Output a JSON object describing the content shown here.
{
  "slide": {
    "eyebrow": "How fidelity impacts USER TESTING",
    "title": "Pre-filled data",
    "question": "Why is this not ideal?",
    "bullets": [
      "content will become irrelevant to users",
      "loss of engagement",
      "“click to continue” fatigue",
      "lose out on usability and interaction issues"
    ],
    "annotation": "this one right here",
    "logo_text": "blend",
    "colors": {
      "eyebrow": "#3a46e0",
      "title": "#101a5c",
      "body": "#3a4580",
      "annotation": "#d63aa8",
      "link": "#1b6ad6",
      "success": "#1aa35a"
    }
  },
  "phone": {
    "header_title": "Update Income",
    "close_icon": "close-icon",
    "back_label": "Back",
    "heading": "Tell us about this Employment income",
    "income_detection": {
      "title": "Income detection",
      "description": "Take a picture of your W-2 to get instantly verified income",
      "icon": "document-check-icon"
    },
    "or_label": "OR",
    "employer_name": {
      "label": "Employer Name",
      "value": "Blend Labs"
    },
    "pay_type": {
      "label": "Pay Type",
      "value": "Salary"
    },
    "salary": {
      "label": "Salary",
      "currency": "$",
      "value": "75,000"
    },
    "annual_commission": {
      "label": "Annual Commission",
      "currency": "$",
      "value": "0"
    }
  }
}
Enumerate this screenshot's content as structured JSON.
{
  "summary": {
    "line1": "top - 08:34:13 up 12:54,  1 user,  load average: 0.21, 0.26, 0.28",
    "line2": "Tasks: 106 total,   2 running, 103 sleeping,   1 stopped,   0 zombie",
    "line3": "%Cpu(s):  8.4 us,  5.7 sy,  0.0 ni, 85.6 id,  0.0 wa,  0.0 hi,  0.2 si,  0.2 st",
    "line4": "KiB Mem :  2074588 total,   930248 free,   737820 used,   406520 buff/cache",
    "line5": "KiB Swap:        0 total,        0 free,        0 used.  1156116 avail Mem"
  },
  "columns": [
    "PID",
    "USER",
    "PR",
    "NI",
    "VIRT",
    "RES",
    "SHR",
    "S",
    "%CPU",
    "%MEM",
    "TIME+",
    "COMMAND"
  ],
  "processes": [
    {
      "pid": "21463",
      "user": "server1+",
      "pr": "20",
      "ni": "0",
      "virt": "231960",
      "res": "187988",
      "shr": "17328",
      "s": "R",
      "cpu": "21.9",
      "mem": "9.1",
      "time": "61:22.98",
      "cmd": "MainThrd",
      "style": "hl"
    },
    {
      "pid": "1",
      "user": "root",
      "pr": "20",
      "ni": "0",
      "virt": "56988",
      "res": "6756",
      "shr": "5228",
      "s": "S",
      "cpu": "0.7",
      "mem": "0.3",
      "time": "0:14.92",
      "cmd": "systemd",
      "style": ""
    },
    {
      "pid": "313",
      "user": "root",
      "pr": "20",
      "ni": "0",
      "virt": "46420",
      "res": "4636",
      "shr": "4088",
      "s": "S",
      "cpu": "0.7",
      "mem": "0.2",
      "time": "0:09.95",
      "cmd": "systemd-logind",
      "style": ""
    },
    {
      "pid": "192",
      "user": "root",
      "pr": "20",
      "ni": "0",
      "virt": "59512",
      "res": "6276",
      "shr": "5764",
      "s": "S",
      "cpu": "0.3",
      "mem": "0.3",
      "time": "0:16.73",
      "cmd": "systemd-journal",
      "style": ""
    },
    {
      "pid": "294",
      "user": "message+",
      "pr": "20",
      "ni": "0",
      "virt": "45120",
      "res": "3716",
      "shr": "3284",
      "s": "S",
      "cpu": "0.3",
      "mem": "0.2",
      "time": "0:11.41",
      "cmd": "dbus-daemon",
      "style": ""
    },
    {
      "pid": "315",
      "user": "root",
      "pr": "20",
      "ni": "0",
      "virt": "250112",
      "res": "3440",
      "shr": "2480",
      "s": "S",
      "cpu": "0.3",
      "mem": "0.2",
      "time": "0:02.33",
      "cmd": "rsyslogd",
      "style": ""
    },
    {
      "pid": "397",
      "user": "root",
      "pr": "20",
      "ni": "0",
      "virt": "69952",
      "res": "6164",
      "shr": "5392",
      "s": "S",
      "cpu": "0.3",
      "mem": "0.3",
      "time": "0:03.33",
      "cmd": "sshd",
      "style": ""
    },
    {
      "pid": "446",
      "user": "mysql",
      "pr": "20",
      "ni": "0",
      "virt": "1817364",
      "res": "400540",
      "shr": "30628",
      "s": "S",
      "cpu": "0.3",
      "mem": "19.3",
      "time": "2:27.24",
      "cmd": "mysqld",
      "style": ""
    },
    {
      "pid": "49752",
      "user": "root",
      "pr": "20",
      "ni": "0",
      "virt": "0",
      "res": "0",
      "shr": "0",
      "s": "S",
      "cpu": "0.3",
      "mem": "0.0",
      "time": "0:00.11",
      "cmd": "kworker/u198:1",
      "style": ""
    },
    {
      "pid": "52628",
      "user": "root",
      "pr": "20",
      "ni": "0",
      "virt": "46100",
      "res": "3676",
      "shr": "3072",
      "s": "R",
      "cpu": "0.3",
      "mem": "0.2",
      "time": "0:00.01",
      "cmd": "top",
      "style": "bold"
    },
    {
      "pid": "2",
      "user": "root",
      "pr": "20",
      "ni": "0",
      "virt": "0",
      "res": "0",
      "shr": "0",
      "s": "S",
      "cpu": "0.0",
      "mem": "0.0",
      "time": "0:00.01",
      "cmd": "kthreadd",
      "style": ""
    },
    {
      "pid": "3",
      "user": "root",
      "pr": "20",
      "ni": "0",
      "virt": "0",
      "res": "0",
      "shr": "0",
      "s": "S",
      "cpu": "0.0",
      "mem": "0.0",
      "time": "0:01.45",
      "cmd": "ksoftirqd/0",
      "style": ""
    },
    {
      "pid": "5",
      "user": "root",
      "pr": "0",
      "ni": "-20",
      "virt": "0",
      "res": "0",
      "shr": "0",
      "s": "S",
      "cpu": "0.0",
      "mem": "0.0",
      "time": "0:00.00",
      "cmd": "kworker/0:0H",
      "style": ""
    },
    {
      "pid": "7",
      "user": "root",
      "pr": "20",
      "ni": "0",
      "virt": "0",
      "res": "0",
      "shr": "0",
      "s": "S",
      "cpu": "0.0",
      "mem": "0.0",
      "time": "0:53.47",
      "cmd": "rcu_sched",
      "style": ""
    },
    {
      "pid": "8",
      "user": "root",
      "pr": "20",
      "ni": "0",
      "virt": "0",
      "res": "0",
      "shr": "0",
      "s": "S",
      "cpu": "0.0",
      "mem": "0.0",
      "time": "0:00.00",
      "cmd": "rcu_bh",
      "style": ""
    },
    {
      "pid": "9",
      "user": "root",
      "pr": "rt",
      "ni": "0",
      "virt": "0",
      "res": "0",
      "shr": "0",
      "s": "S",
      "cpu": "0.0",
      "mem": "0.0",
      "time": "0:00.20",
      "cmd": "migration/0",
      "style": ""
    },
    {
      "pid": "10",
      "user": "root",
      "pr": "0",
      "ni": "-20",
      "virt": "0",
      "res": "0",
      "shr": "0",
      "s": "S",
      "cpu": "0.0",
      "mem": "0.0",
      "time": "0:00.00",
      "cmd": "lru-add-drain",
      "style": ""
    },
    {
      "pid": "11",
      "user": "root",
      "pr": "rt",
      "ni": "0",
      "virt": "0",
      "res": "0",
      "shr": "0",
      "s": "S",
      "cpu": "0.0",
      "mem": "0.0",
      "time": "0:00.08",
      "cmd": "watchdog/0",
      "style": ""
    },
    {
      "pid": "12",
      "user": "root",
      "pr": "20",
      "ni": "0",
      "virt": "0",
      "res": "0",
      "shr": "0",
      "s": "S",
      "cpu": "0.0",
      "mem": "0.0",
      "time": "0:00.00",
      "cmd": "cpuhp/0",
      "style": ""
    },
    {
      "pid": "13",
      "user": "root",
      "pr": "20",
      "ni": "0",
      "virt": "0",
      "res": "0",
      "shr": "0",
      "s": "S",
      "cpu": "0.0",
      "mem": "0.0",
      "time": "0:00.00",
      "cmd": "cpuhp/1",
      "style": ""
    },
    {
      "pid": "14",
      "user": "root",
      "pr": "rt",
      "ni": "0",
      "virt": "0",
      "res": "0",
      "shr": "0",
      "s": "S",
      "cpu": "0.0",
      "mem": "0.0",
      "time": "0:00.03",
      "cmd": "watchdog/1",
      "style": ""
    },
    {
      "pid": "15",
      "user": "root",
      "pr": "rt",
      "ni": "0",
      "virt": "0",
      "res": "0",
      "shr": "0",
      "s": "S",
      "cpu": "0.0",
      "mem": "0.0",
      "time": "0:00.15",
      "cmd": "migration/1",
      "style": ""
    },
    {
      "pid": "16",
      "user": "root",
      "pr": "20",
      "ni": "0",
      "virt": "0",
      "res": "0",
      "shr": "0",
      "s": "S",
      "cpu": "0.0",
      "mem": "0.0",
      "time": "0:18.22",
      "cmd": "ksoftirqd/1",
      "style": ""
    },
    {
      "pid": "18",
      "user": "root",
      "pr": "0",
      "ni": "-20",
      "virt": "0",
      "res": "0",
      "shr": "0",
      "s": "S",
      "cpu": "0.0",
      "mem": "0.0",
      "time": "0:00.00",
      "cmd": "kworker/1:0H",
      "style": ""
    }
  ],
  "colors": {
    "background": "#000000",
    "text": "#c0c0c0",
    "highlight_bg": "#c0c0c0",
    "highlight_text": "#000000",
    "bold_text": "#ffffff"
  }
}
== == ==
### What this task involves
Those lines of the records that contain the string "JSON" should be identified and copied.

### Answer to the problem
Output a JSON object describing the content shown here.
Enumerate this screenshot's content as structured JSON.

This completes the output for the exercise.